Mr. Philip Henry was used generally to have some young student in his house, previous to his entrance on the ministry, who, while he was a pupil to Mr. Henry, acted as a tutor to his children. One of these was Mr. William Turner, who was born in that neighbourhood, and had studied at Edmund Hall, Oxford. He was afterward many years vicar of Walburton, in Sussex, and was the author of a work in folio, on the History of remarkable Providences. He lived with Mr. Henry at the time his son entered on his grammar, and was the person referred to by him in the papers quoted above, as having initiated him into the Latin language; and it may be supposed, from his great piety and studious turn, that he was in other respects useful to him. Mr. M. Henry remained under his father's eye and tuition till he was about eighteen years of age, from which he enjoyed singular advantage for both literary and religious attainments, to qualify him for the ministerial office; and he soon afforded ample proof that he had not enjoyed them in vain. As his constitution grew stronger with his growing years, his mind also improved in knowledge, grace, and holiness, so that he was richly furnished betimes for the important office to which he had devoted his life, and seemed not to need any further assistance than he had enjoyed, or might yet enjoy, under the tuition, and from the example, of such a father, who was not only an excellent scholar himself, but had an admirable method of communicating knowledge to others. He was desirous, however, that his son might enjoy some further advantages in his education at some more public seminary.

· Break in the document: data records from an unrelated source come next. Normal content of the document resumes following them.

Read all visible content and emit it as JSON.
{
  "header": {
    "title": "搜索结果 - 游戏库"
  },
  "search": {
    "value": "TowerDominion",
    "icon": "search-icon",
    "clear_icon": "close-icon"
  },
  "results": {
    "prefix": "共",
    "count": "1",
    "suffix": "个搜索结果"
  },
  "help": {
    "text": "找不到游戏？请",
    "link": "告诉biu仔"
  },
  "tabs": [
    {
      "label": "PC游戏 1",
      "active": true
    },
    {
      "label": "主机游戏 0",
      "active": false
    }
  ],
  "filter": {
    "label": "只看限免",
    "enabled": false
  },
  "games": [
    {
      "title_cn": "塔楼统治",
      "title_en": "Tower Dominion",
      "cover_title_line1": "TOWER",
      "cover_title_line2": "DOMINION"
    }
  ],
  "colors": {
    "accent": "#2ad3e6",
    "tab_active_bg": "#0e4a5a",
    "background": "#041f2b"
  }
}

Mr. P. Henry had been partial to a University, having himself passed some years at Christ Church, Oxford. But the sad alteration which had taken place in those seats of learning, after the Restoration, greatly altered his opinion; so that, to preserve his son from the snares and temptations to which he might have been exposed from the want of proper discipline, he determined upon sending him, in the year 1680, to an academy which was then kept at Islington by the learned and pious Mr. Thomas Doolittle, who trained up many young men for the ministry, who made a distinguished figure among the Protestant dissenters. Here, among many other excellent young persons, he enjoyed the society of Mr. Bury, who was from the same neighbourhood, and afterward an eminent minister, who bore this honourable testimony to Mr. Henry's character during the course of his studies: "I was never better pleased," says he, "when I was at Mr. Doolittle's, than when I was in young Mr. Henry's company. He had such a savour of religion always upon his spirit, was of such a cheerful temper, so diffusive of all knowledge, so ready in the scriptures, so pertinent in all his petitions, so full and clear in all his performances, &c. that he was